Written by M.i.'s Ad Net Zero team
The Earth’s climate is in crisis. Global temperatures are rising, unequivocally driven by human activity, and as a result, extreme weather events are becoming more frequent and closer to home. Fortunately, not all hope is lost. If humans can cut global emissions of greenhouse gases and reach net zero before it’s too late, the world could halt the continued rise in temperature. And now, with the UK due to host the UN climate change conference (COP26), the carbon crisis has finally risen towards the top of the UK’s political and business agendas.
The government has pledged to cut emissions by 78% (vs 1990 levels) by 2035, with a goal of Net Zero by 2050. Net Zero Emissions means achieving a balance between the carbon emitted into the atmosphere and the carbon removed and is a crucial target if we are to stabilize global temperatures.
The UK advertising industry has also now begun to respond to the climate emergency and the need to achieve net zero emissions by setting up Ad Net Zero (A.N.Z.). Set up at the end of 2020 and led by the Advertising Association, A.N.Z. is a not-for-profit initiative with the aim of developing a roadmap for the advertising industry to become carbon neutral by 2030.
Ad Net Zero has identified five areas of focus to help the advertising industry recognise and reduce our own carbon contributions and begin to help influence our clients and their consumers to do the same.
1. All companies to evaluate and establish their own emissions - including the impact of travel, fossil fuel energy use and waste in the workplace with a view to finding ways to offset and reduce these emissions.
2. Measuring and reducing the impact of carbon within advertising production – with ad agencies aided by the recently launched AdGreen Carbon Calculator.
3. Of specific relevance to us as media planners is beginning to understand the environmental implications of different media types so emissions become more of a consideration when designing a client’s media plans and so that the carbon produced by the channels selected can be offset. A media carbon calculator, hosted by the IPA, remains a work in progress. It differentiates between screens and devices (e.g. TV vs mobile etc.) but not yet between media owners (e.g. ITV vs Sky). And it focuses on end delivery (e.g. the energy required to power a screen for 30”, but for the time being, excludes the impact of content delivery, data centres and web infrastructure. So, it’s not perfect yet but statistician George Box’s observation:
“all models are wrong but some are useful” applies here if it begins to give clients greater transparency on the carbon impact of their advertising.
4. Organisers building in sustainability considerations into awards and events planned to minimise their carbon footprint (including travel etc.).
5. And last but by no means least, encouraging all of us in the industry to harness the power of advertising to promote sustainable choices amongst consumers and ideally influencing behaviour that will continue beyond an advertising campaign.

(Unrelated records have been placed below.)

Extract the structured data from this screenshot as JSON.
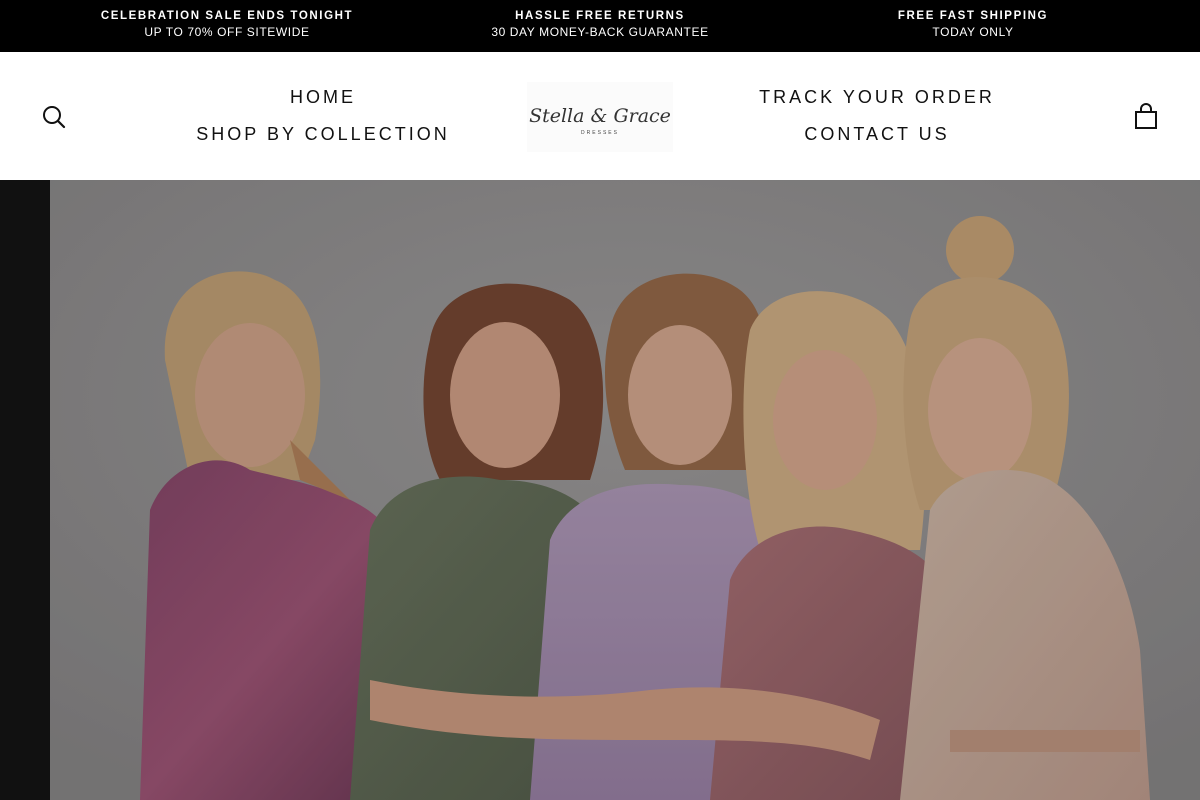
{
  "announcement": {
    "promos": [
      {
        "title": "CELEBRATION SALE ENDS TONIGHT",
        "subtitle": "UP TO 70% OFF SITEWIDE"
      },
      {
        "title": "HASSLE FREE RETURNS",
        "subtitle": "30 DAY MONEY-BACK GUARANTEE"
      },
      {
        "title": "FREE FAST SHIPPING",
        "subtitle": "TODAY ONLY"
      }
    ]
  },
  "header": {
    "nav_left": [
      {
        "label": "HOME"
      },
      {
        "label": "SHOP BY COLLECTION"
      }
    ],
    "nav_right": [
      {
        "label": "TRACK YOUR ORDER"
      },
      {
        "label": "CONTACT US"
      }
    ],
    "logo": {
      "text": "Stella & Grace",
      "tagline": "DRESSES"
    },
    "icons": {
      "search": "search-icon",
      "cart": "shopping-bag-icon"
    }
  },
  "hero": {
    "image": "five-women-in-floral-dresses-embracing"
  },
  "colors": {
    "announcement_bg": "#000000",
    "header_bg": "#ffffff",
    "hero_backdrop": "#9a9898"
  }
}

M.i. Media is proud to have signed up to Ad Net Zero, alongside partner agencies within the Harbour Collective, so we too can play a small part in trying to tackle the world’s climate emergency. By evaluating the emissions produced as a result of our operations and putting greater emphasis on the carbon impact of the advertising activities we plan, we are better able to offset and ultimately reduce our carbon footprint and are committed to the aim of becoming a net zero company by 2030.